A plume of tropical water, scented and warm as mother-milk, weaves a long the current across the Pacific and eddies into a bay between cliffs, where a short valley receives the attendant breeze with a forest of buttressed trees hung with orchids. At sunset, lotus petals fill the air like snow. In the night, the offshore flow carries them out to sea. 

The pioneer families of Calcutta pushed across the continent, lost livestock and babies, hardened their wills and kept going, until at last they looked down a valley with nothing to its west: They stood together like a bas-relief above the forest and felt the humid breath of the ocean. They went down and settled in the strange tropical air. 

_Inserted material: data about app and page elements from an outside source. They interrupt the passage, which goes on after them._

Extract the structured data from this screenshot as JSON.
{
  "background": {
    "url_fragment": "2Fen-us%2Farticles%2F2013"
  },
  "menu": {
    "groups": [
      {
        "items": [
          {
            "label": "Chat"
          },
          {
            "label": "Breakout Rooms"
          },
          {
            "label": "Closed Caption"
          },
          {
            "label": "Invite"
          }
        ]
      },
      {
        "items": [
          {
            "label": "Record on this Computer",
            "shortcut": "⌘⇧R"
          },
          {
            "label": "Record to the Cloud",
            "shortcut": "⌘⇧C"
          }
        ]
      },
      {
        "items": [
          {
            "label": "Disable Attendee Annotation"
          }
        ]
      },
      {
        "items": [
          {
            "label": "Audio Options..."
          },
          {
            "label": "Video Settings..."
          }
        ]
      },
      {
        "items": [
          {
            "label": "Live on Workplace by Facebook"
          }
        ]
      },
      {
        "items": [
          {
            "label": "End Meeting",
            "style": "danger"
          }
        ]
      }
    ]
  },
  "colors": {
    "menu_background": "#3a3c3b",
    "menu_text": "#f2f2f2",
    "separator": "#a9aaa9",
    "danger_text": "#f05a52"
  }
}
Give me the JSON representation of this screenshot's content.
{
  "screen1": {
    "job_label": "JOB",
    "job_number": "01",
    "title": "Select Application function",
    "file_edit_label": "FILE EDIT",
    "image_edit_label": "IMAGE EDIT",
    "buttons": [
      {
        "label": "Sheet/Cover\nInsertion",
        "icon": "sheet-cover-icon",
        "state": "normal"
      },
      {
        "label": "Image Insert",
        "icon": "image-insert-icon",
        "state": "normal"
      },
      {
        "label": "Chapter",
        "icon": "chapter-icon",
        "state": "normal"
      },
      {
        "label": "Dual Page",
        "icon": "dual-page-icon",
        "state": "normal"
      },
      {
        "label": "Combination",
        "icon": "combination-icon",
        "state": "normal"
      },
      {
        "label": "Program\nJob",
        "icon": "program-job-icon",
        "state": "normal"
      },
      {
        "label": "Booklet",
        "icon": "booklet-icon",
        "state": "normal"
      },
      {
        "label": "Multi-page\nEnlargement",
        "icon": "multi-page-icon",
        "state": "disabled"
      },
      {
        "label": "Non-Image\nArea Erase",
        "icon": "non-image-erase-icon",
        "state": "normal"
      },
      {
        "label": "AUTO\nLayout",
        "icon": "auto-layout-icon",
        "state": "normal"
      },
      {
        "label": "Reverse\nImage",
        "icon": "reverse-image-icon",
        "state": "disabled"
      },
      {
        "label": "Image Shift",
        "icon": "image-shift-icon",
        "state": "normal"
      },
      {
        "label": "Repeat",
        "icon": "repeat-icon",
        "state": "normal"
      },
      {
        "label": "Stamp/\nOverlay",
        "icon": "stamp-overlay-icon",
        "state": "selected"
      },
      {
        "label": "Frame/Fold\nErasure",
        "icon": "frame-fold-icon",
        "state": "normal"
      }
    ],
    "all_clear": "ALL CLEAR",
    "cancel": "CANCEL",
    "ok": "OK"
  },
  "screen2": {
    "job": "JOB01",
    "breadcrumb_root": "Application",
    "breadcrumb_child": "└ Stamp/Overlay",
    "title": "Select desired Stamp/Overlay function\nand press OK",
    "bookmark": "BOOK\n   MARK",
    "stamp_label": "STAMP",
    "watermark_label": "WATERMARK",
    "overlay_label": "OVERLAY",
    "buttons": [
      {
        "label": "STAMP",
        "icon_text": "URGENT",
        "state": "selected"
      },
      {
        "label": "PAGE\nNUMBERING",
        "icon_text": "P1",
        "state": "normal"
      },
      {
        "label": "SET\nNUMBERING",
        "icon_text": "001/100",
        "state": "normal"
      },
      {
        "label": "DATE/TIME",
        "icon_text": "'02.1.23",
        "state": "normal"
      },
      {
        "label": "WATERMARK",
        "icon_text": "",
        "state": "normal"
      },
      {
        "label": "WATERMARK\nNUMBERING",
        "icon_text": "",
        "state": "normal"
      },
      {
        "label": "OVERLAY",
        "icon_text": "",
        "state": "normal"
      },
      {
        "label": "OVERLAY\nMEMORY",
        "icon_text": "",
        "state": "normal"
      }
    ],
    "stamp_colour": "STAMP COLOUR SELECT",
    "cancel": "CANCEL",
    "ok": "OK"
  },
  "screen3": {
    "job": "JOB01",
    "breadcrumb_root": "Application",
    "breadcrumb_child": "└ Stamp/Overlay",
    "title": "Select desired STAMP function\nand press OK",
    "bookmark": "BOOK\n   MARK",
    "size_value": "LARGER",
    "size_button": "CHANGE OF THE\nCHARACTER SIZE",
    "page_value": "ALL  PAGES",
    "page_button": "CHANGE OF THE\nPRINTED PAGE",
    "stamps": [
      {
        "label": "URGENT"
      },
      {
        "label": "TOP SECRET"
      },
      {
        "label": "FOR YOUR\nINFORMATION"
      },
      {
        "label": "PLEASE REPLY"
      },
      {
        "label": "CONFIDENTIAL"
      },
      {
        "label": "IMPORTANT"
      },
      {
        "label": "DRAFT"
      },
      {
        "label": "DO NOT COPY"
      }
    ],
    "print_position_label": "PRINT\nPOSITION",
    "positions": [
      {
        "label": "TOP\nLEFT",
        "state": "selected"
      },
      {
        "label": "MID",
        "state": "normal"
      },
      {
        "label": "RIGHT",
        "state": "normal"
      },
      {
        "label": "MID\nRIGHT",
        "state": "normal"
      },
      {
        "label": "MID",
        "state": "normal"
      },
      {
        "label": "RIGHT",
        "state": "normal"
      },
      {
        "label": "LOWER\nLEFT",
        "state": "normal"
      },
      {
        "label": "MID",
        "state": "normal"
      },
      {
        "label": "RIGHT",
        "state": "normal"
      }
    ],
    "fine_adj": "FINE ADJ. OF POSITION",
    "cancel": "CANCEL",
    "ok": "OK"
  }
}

Rather than attract too many settlers to their small paradise, they never sent word where they were. They became known as the Lost Wagon Train. A monument to the missing party stands by a river in Wyoming.